▶ [TASK DETAILS] No pictures in the copy. Write out the listing below exactly.

---------- RECORDS FOR PROCESSING ----------

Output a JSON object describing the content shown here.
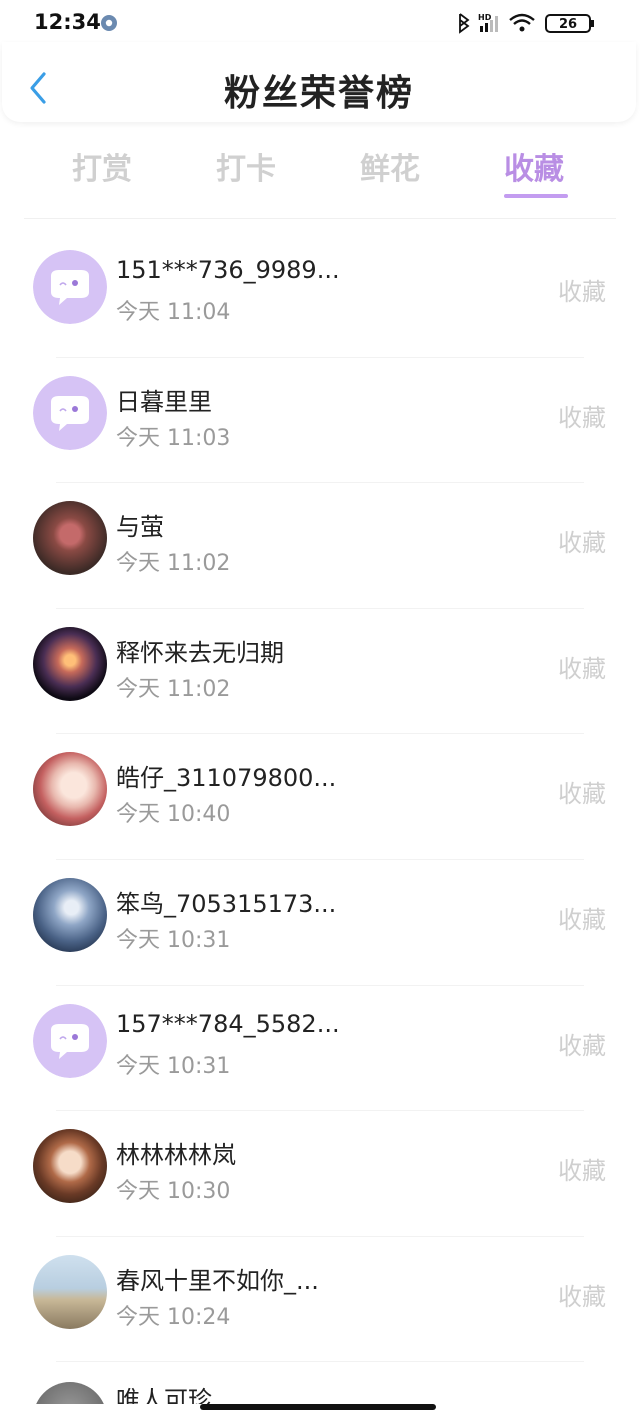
{
  "status_bar": {
    "time": "12:34",
    "hd_label": "HD",
    "battery": "26"
  },
  "header": {
    "title": "粉丝荣誉榜"
  },
  "tabs": [
    {
      "label": "打赏",
      "active": false
    },
    {
      "label": "打卡",
      "active": false
    },
    {
      "label": "鲜花",
      "active": false
    },
    {
      "label": "收藏",
      "active": true
    }
  ],
  "colors": {
    "accent": "#b98ee4",
    "inactive_tab": "#d0d0d0",
    "muted_text": "#9a9a9a"
  },
  "list": {
    "items": [
      {
        "name": "151***736_9989...",
        "time": "今天 11:04",
        "action": "收藏",
        "avatar": "default-chat-avatar"
      },
      {
        "name": "日暮里里",
        "time": "今天 11:03",
        "action": "收藏",
        "avatar": "default-chat-avatar"
      },
      {
        "name": "与萤",
        "time": "今天 11:02",
        "action": "收藏",
        "avatar": "photo-avatar"
      },
      {
        "name": "释怀来去无归期",
        "time": "今天 11:02",
        "action": "收藏",
        "avatar": "photo-avatar"
      },
      {
        "name": "皓仔_311079800...",
        "time": "今天 10:40",
        "action": "收藏",
        "avatar": "photo-avatar"
      },
      {
        "name": "笨鸟_705315173...",
        "time": "今天 10:31",
        "action": "收藏",
        "avatar": "photo-avatar"
      },
      {
        "name": "157***784_5582...",
        "time": "今天 10:31",
        "action": "收藏",
        "avatar": "default-chat-avatar"
      },
      {
        "name": "林林林林岚",
        "time": "今天 10:30",
        "action": "收藏",
        "avatar": "photo-avatar"
      },
      {
        "name": "春风十里不如你_...",
        "time": "今天 10:24",
        "action": "收藏",
        "avatar": "photo-avatar"
      }
    ],
    "partial_item": {
      "name": "唯人可珍"
    }
  }
}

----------

▶ [ANSWER TO THE PROBLEM]
Output a JSON object describing the content shown here.
{
  "status_bar": {
    "time": "12:34",
    "hd_label": "HD",
    "battery": "26"
  },
  "header": {
    "title": "粉丝荣誉榜"
  },
  "tabs": [
    {
      "label": "打赏",
      "active": false
    },
    {
      "label": "打卡",
      "active": false
    },
    {
      "label": "鲜花",
      "active": false
    },
    {
      "label": "收藏",
      "active": true
    }
  ],
  "colors": {
    "accent": "#b98ee4",
    "inactive_tab": "#d0d0d0",
    "muted_text": "#9a9a9a"
  },
  "list": {
    "items": [
      {
        "name": "151***736_9989...",
        "time": "今天 11:04",
        "action": "收藏",
        "avatar": "default-chat-avatar"
      },
      {
        "name": "日暮里里",
        "time": "今天 11:03",
        "action": "收藏",
        "avatar": "default-chat-avatar"
      },
      {
        "name": "与萤",
        "time": "今天 11:02",
        "action": "收藏",
        "avatar": "photo-avatar"
      },
      {
        "name": "释怀来去无归期",
        "time": "今天 11:02",
        "action": "收藏",
        "avatar": "photo-avatar"
      },
      {
        "name": "皓仔_311079800...",
        "time": "今天 10:40",
        "action": "收藏",
        "avatar": "photo-avatar"
      },
      {
        "name": "笨鸟_705315173...",
        "time": "今天 10:31",
        "action": "收藏",
        "avatar": "photo-avatar"
      },
      {
        "name": "157***784_5582...",
        "time": "今天 10:31",
        "action": "收藏",
        "avatar": "default-chat-avatar"
      },
      {
        "name": "林林林林岚",
        "time": "今天 10:30",
        "action": "收藏",
        "avatar": "photo-avatar"
      },
      {
        "name": "春风十里不如你_...",
        "time": "今天 10:24",
        "action": "收藏",
        "avatar": "photo-avatar"
      }
    ],
    "partial_item": {
      "name": "唯人可珍"
    }
  }
}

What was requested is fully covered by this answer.